Given records
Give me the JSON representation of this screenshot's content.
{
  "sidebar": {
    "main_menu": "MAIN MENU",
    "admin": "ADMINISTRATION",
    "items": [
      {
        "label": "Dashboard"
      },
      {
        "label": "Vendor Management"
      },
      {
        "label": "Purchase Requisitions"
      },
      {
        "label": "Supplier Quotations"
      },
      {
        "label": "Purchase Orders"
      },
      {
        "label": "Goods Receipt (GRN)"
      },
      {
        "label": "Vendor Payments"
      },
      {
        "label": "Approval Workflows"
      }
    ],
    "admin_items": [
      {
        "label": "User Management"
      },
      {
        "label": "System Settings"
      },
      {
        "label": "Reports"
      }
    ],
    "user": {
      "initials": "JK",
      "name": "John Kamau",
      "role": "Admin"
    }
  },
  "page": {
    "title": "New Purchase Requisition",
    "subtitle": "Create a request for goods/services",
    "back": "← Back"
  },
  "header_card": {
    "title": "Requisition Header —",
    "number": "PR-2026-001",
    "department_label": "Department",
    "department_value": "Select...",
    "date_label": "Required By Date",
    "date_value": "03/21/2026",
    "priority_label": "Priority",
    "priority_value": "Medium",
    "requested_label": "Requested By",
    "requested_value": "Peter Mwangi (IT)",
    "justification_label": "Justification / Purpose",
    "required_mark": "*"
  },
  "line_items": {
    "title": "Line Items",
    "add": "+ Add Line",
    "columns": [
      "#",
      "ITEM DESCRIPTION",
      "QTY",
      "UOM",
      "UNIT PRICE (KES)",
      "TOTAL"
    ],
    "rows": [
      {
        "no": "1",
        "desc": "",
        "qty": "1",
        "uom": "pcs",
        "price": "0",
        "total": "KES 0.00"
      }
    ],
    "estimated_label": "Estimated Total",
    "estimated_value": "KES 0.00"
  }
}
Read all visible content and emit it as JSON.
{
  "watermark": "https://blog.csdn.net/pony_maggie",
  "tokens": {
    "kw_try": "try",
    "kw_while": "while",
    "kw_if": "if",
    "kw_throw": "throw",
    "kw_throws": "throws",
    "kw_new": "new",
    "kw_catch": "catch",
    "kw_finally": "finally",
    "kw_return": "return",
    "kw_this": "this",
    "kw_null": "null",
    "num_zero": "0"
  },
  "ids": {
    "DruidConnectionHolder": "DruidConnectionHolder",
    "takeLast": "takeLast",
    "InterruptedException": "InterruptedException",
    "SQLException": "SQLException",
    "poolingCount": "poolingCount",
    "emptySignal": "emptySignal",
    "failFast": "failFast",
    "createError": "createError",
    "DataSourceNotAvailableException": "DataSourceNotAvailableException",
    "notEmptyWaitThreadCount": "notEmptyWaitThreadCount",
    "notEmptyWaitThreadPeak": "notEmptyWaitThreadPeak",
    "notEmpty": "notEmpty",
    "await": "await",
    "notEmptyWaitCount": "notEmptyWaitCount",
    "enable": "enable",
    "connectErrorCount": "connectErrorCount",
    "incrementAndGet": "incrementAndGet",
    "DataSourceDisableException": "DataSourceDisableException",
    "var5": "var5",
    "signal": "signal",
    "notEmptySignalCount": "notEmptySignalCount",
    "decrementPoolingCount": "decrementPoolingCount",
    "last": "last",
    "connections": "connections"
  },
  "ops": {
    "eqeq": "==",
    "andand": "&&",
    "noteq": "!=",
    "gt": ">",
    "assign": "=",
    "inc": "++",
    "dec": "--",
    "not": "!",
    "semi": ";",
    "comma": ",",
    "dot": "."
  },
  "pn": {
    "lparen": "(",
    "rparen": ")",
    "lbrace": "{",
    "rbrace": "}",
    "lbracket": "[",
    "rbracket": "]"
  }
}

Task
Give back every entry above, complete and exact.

Solution for this task
Give me the JSON representation of this screenshot's content.
{
  "sidebar": {
    "main_menu": "MAIN MENU",
    "admin": "ADMINISTRATION",
    "items": [
      {
        "label": "Dashboard"
      },
      {
        "label": "Vendor Management"
      },
      {
        "label": "Purchase Requisitions"
      },
      {
        "label": "Supplier Quotations"
      },
      {
        "label": "Purchase Orders"
      },
      {
        "label": "Goods Receipt (GRN)"
      },
      {
        "label": "Vendor Payments"
      },
      {
        "label": "Approval Workflows"
      }
    ],
    "admin_items": [
      {
        "label": "User Management"
      },
      {
        "label": "System Settings"
      },
      {
        "label": "Reports"
      }
    ],
    "user": {
      "initials": "JK",
      "name": "John Kamau",
      "role": "Admin"
    }
  },
  "page": {
    "title": "New Purchase Requisition",
    "subtitle": "Create a request for goods/services",
    "back": "← Back"
  },
  "header_card": {
    "title": "Requisition Header —",
    "number": "PR-2026-001",
    "department_label": "Department",
    "department_value": "Select...",
    "date_label": "Required By Date",
    "date_value": "03/21/2026",
    "priority_label": "Priority",
    "priority_value": "Medium",
    "requested_label": "Requested By",
    "requested_value": "Peter Mwangi (IT)",
    "justification_label": "Justification / Purpose",
    "required_mark": "*"
  },
  "line_items": {
    "title": "Line Items",
    "add": "+ Add Line",
    "columns": [
      "#",
      "ITEM DESCRIPTION",
      "QTY",
      "UOM",
      "UNIT PRICE (KES)",
      "TOTAL"
    ],
    "rows": [
      {
        "no": "1",
        "desc": "",
        "qty": "1",
        "uom": "pcs",
        "price": "0",
        "total": "KES 0.00"
      }
    ],
    "estimated_label": "Estimated Total",
    "estimated_value": "KES 0.00"
  }
}
Read all visible content and emit it as JSON.
{
  "watermark": "https://blog.csdn.net/pony_maggie",
  "tokens": {
    "kw_try": "try",
    "kw_while": "while",
    "kw_if": "if",
    "kw_throw": "throw",
    "kw_throws": "throws",
    "kw_new": "new",
    "kw_catch": "catch",
    "kw_finally": "finally",
    "kw_return": "return",
    "kw_this": "this",
    "kw_null": "null",
    "num_zero": "0"
  },
  "ids": {
    "DruidConnectionHolder": "DruidConnectionHolder",
    "takeLast": "takeLast",
    "InterruptedException": "InterruptedException",
    "SQLException": "SQLException",
    "poolingCount": "poolingCount",
    "emptySignal": "emptySignal",
    "failFast": "failFast",
    "createError": "createError",
    "DataSourceNotAvailableException": "DataSourceNotAvailableException",
    "notEmptyWaitThreadCount": "notEmptyWaitThreadCount",
    "notEmptyWaitThreadPeak": "notEmptyWaitThreadPeak",
    "notEmpty": "notEmpty",
    "await": "await",
    "notEmptyWaitCount": "notEmptyWaitCount",
    "enable": "enable",
    "connectErrorCount": "connectErrorCount",
    "incrementAndGet": "incrementAndGet",
    "DataSourceDisableException": "DataSourceDisableException",
    "var5": "var5",
    "signal": "signal",
    "notEmptySignalCount": "notEmptySignalCount",
    "decrementPoolingCount": "decrementPoolingCount",
    "last": "last",
    "connections": "connections"
  },
  "ops": {
    "eqeq": "==",
    "andand": "&&",
    "noteq": "!=",
    "gt": ">",
    "assign": "=",
    "inc": "++",
    "dec": "--",
    "not": "!",
    "semi": ";",
    "comma": ",",
    "dot": "."
  },
  "pn": {
    "lparen": "(",
    "rparen": ")",
    "lbrace": "{",
    "rbrace": "}",
    "lbracket": "[",
    "rbracket": "]"
  }
}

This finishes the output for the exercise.